Snuff by Chuck Palahniuk

Chuck Palahniuk wrote several novels including The Fight Club, which got turned into a movie starring Brad Pitt and Edward Norton, but this is actually the first time that I would read any of his books. I had high hopes in picking up this novel because it dealt with a unique topic — porn — correction — its actually a whodunit in a porn industry setting. If anything, from the first page, it promises to be a Hitchcock on crack type of piece.

The book basically tells the story of Cassie Wright, an aging porn actress who is set to make the world record of 600 acts of fornication in one movie, entitled World Whore Three: The Whore to End All Whores. In doing so, Cassie intends not only to make history but also boost the sales of her merchandise already in the market. Cassie however, being far from naive, does not believe that she will survive the attempt so she takes on insurance to benefit a child whom she put up for adoption some 20 years back.

The story is told from the perspective of four people — not Cassie — one Mr. 72, a young man who believes that he is Cassie’s long lost son, a Mr. 137, a former popular TV actor who is conflicted with his sexuality, a Mr. 600,  a veteran porn star believed to be the father of Cassie’s child, and last but not least, Sheila, Cassie’s assistant who takes charge of the whole production of keeping 600 guys in check and ready for their minute-long shot with Cassie.

Anyhow, Snuff is not a piece of the fainthearted and the squeamish.
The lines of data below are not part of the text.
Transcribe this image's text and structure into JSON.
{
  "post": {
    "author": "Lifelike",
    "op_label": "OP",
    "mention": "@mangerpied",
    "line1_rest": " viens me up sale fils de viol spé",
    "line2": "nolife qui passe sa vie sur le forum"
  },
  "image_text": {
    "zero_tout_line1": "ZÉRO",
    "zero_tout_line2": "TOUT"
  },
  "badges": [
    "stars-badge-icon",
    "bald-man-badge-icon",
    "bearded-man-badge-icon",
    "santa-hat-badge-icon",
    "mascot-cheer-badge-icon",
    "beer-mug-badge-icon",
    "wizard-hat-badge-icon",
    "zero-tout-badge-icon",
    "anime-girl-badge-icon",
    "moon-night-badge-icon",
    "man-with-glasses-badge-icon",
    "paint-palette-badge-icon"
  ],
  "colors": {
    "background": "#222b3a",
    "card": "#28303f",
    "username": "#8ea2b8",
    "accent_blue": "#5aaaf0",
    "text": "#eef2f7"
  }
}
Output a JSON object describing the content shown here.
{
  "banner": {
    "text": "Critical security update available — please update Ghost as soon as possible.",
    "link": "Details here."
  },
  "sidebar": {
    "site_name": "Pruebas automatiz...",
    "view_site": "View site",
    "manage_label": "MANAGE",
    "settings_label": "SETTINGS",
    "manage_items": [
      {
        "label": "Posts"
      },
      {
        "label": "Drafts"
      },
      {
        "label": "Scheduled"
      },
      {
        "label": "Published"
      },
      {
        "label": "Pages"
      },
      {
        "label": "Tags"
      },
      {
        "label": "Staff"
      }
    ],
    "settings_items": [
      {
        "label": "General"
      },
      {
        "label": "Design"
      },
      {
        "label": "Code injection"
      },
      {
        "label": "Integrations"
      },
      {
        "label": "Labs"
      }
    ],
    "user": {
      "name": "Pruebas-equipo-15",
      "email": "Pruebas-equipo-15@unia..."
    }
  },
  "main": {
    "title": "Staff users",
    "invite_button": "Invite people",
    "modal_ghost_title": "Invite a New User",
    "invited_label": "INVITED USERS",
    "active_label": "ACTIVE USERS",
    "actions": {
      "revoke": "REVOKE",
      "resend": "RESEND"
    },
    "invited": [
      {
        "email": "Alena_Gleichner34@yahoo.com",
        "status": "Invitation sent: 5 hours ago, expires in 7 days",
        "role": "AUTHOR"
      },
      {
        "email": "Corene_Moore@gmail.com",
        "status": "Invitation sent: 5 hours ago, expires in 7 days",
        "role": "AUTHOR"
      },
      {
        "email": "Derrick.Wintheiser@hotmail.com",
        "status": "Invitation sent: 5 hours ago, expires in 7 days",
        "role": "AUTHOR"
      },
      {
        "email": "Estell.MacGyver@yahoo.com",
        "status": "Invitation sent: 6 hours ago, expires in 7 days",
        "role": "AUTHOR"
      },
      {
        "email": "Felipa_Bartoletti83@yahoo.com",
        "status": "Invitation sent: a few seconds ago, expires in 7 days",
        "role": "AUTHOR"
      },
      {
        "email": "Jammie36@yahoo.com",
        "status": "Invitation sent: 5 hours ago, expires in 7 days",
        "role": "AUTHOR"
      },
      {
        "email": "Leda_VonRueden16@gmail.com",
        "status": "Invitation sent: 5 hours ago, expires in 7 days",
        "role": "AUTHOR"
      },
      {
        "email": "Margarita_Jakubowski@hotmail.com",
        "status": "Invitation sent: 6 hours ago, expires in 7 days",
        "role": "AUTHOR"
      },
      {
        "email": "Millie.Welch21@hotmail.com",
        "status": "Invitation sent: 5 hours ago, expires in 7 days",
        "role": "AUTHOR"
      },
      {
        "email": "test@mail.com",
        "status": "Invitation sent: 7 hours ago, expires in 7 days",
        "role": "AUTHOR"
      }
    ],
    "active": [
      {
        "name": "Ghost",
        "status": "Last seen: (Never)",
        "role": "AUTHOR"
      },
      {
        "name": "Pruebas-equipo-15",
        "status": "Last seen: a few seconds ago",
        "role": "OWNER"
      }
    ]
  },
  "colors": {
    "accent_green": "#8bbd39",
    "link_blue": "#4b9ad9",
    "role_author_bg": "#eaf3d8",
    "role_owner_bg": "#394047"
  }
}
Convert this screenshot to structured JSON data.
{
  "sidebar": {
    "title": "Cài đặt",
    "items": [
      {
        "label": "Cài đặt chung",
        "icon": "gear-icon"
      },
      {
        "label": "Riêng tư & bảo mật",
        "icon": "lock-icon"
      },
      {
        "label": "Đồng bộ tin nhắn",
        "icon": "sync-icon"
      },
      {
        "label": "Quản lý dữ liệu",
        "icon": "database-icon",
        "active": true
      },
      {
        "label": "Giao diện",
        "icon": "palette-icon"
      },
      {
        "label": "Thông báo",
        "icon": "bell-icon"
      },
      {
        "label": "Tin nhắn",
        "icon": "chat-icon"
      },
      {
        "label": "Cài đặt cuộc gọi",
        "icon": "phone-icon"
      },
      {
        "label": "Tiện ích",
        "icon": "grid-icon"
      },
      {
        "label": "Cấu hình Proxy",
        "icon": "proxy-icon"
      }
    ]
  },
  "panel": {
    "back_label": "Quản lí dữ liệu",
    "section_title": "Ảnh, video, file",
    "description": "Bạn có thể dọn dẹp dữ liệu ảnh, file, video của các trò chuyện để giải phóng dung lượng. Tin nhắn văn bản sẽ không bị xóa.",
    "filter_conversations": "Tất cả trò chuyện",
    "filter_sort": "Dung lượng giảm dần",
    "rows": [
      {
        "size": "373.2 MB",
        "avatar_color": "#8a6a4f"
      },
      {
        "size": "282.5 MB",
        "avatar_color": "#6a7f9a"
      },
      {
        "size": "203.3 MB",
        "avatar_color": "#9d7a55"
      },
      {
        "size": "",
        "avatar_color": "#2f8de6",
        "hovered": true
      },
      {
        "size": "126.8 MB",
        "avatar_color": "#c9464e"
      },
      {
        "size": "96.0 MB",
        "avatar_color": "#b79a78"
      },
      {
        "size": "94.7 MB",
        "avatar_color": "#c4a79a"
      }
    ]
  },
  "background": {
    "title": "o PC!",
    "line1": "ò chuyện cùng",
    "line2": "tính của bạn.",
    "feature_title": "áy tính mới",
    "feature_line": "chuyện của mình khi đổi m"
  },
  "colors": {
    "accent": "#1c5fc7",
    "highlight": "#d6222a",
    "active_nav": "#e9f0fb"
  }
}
It is very graphic in its descriptions of the setting, which in any case is far from romantic. For the most part, it is quite disgusting and unhygienic, funny, as it would be 600 guys parading around in various states of undress. The language is crude at best, like listening to a bunch of guys in a locker room. It is quirky and witty, especially as things get twisted around and the characters begin to unravel facets of their characters. Every one of the leads are given real motives to kill Cassie, and Palahniuk holds nothing back in his matter of fact statement of their intentions.

From the onset, it was established that somebody was going to die, and for the most part, people would think it was going to be Cassie for a number of reasons. She was the most vulnerable, she was attempting the impossible, she wanted to die in the attempt.

However, as pills get passed around, one of which is Potassium Cyanide among a bevy of Viagra, one would have to hazard new guesses as new factors come into play.

Chuck’s rich characterizations of the leads give the readers an insight into their psyche, if only for a while and makes them understand what makes them tick. In this sense, the read gets better with every turn of the page, no less disgusting, no less crass but infinitely more interesting, and entertaining as the author bombards the book with trivia about films not only exclusive to the porn industry but historical and mainstream as well, all the while maintaining the urgency of the situation as the time for the last guy gets to perform nears. He was also fond of using the term True Fact to punctuate the ends of these snippets of information. I checked out some of them and was surprised that they actually were true. I specifically liked the short mention of the Philippines in his reference to Merill’s Marauders shot in the country in 1961 but that’s because I live here.

Palahniuk also shared some of the crazy stuff that female porn stars do to condition themselves for their attempts to set records for gangbangs, some of them seemingly ludicrous but I am quite unsure if they are true. Still, its a bit of food for thought, and brings to life a whole new perspective about porn actors and actresses and what motivates them to do these skin flicks, as well as the effort, both physically and mentally that it entails.

I liked that there is a bit of a love story sandwiched in between the pages towards the end (Mr. 72 and Sheila) but while it had all the indications that it was going to be awkward, it sort of worked. The ending kind of leaves you open mouthed, but in a good way and not the WTH, what just happened? sort of shock.  All in all, it was a great read. Sort of dark, sort of twisted, sort of funny, and sort of confusing, but generally worth taking in.

As for ole Chuck? I think I just became a fan.